So you’re interested in growing vegetables indoors.
Maybe you live in an apartment or a condo, or maybe you just don’t have any good spaces in your front or back yard. Or maybe you’re thinking of growing vegetables out of season, when it’s too cold outside.
Whatever your reasoning for wanting to learn how to grow vegetables inside, we’re here to help.
Here are some of the best online resources for indoor vegetable and herb growing instructions that we have carefully researched for you.
The Arizona Master Gardener Manual features a terrific page about container gardening that also includes a long section about how you can grow vegetables indoors in containers.
You’ll need a south facing, sunny window. You’ll probably need supplemental light. And you’ll have to be careful not to over-fertilize or overwater, because plants are going to grow more slowly indoors.
The Virginia Cooperative Extension also covers indoor vegetable gardening on their container gardening page.
You’ll have to look out for whiteflies and aphids when you grow indoors, because they can quickly become a problem.
Lettuce often makes a good indoor vegetable crop, and herbs like cilantro, parsley and chives can thrive in a proper indoor environment.
Iowa State has a page about kids and gardening with a list of plants that can be grown inside the classroom.
They recommend growing lettuce, radish, basil and chives indoors.
Regular watering, fertilizing, and pruning are required to maintain healthy plants indoors. Plants should be planted in clean containers with holes for drainage. A purchased potting soil mix is typically used because it is lightweight, clean, easy to use, and drains quickly. Watering is the tricky part. Water plants only when they need it.
Utah State University Extension answers a reader question about growing vegetables indoors that goes into a lot of detail about what to do.
Lighting. Adequate lighting is critical. Generally it is recommended that vegetables get a minimum of six hours of full sunlight. This is not a problem during the summer, but when growing them indoors in the winter, supplemental light is needed. Purchase and use grow lights, especially for vegetables that produce fruit, such as tomatoes.
Temperature regulation. Tomatoes and other fruiting vegetables require temperatures near 80 F during the day and 65 F at night. This ensures good fruit set. These temperatures are warmer than most home settings. At cooler temperatures, plants grow less vigorously and fruit size and number is compromised. Leafy vegetables such as lettuce grow better at cooler temperatures and are generally easier to grow.
Pollination. Be aware that indoor gardening can create pollination problems. Tomatoes set fruit best if the flowers are vibrated when they open. Some cucumber varieties may need to be physically cross pollinated since the plants produce separate male and female flowers on the plant.
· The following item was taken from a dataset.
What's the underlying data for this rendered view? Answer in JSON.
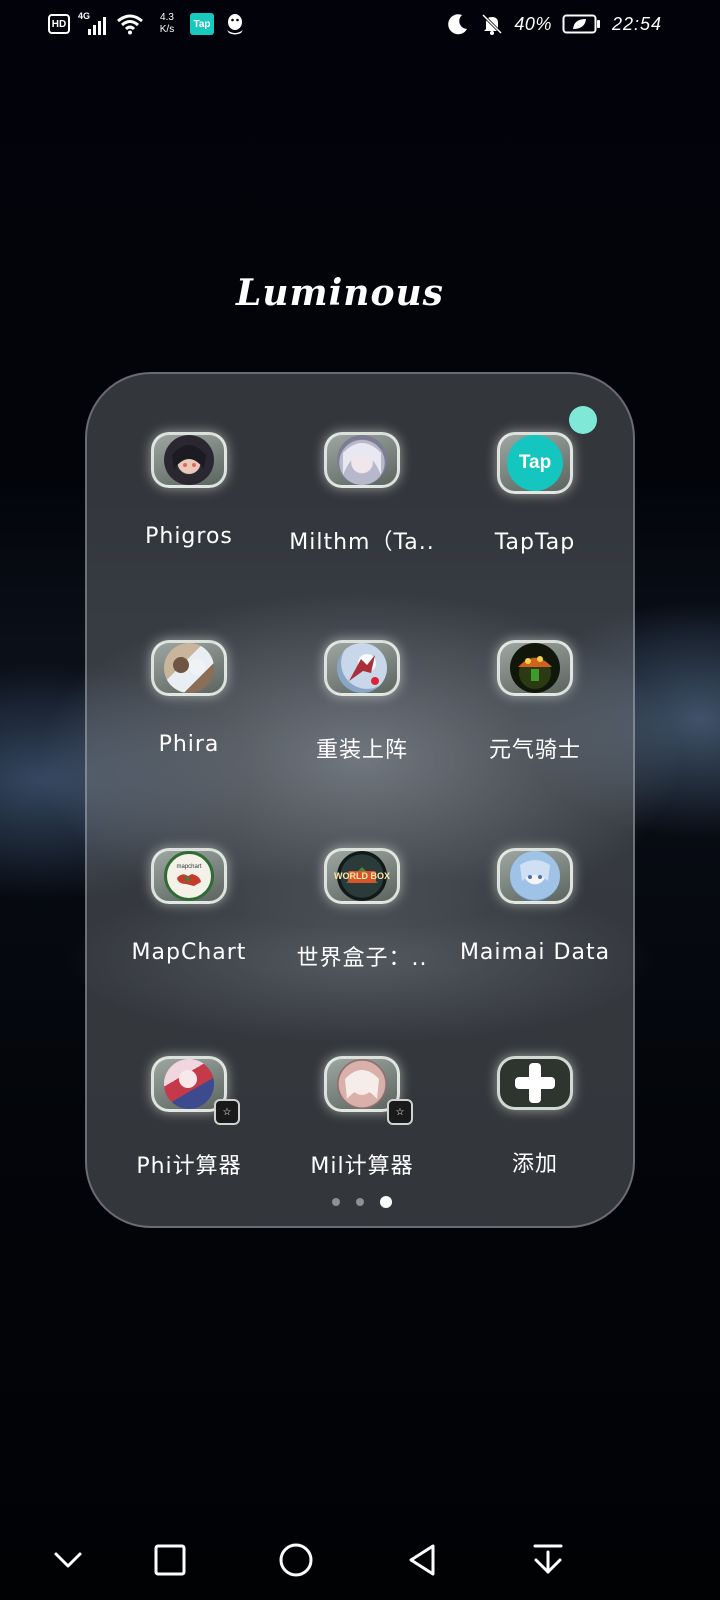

Potting mix. Purchase a potting mix that drains well enough to avoid root rot but also holds enough moisture to supply the plant’s water needs. If you prefer to use garden soil, it must be sterilized. Once free of soil pathogens, it will need to be mixed with sand or pumice, organic matter or peat moss, then tested for pH. Homemade mixtures tend to be heavy when wet. There are many good “soilless” commercial potting mixes that work very well and are not expensive.
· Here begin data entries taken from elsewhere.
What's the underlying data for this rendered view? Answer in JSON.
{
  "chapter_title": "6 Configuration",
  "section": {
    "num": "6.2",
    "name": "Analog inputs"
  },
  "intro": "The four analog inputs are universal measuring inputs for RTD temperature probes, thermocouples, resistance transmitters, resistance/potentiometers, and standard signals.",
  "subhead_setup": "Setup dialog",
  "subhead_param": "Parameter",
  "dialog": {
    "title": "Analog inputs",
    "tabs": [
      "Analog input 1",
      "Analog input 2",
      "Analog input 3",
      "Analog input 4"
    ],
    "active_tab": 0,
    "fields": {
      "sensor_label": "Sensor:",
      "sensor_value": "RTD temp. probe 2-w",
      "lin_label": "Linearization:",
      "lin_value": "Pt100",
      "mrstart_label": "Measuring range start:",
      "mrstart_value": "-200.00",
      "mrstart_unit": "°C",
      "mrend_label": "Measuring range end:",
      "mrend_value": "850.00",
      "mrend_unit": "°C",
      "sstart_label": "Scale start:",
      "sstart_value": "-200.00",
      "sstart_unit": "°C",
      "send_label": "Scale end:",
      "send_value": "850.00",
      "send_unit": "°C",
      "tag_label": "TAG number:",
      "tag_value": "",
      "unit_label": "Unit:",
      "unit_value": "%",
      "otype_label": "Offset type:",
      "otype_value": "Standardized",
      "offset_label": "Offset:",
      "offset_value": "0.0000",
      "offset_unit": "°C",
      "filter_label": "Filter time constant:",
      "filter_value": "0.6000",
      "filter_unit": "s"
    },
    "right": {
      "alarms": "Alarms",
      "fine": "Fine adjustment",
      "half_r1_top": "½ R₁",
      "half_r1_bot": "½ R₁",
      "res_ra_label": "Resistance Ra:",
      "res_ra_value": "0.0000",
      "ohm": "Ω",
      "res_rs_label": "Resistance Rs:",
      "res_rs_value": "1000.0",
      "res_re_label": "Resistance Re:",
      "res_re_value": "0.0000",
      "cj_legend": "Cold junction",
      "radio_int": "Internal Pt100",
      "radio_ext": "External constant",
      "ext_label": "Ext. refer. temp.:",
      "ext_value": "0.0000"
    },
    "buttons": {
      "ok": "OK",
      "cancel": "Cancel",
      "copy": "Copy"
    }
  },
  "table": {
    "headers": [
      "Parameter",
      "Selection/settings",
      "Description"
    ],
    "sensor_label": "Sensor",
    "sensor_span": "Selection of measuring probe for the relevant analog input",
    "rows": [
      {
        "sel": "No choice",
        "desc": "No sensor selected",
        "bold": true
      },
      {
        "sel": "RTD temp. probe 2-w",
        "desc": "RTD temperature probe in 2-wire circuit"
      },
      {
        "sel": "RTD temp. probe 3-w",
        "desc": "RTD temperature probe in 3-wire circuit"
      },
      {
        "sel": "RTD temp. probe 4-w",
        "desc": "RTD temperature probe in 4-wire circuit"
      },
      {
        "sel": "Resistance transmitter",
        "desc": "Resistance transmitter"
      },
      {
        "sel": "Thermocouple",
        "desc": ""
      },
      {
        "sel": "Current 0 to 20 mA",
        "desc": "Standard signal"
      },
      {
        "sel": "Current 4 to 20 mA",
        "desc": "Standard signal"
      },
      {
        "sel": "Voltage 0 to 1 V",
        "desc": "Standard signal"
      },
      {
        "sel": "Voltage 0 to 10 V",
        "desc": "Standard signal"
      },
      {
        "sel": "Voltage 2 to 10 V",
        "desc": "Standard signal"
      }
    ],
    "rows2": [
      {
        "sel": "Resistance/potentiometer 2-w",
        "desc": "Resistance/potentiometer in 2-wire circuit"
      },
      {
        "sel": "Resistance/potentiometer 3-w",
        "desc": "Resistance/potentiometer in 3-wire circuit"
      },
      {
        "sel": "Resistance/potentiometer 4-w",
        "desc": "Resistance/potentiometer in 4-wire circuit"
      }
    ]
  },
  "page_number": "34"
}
The Colorado State Cooperative Extension devotes an entire page with instructions for growing tomatoes indoors. You’ll get a detailed look at what to do.
You don’t need a green thumb or a greenhouse to grow vine-ripened tomatoes indoors. “Window-sill” tomatoes will do well in 6-inch pots filled with good potting soil. You’ll also need the right tomato seed, seed starter mix, fertilizer, and plant stakes. Presto! Tomato salad comin’ up!
Window-sill tomatoes are smaller than their outdoor relatives — quarter-to-half-dollar-size. But don’t let their small size fool you — they come with a big tomato taste. They aren’t “slicers,” but they are perfect for salads or snacks.
Did we miss any good resources about growing a vegetable garden inside? Let us know in the comments!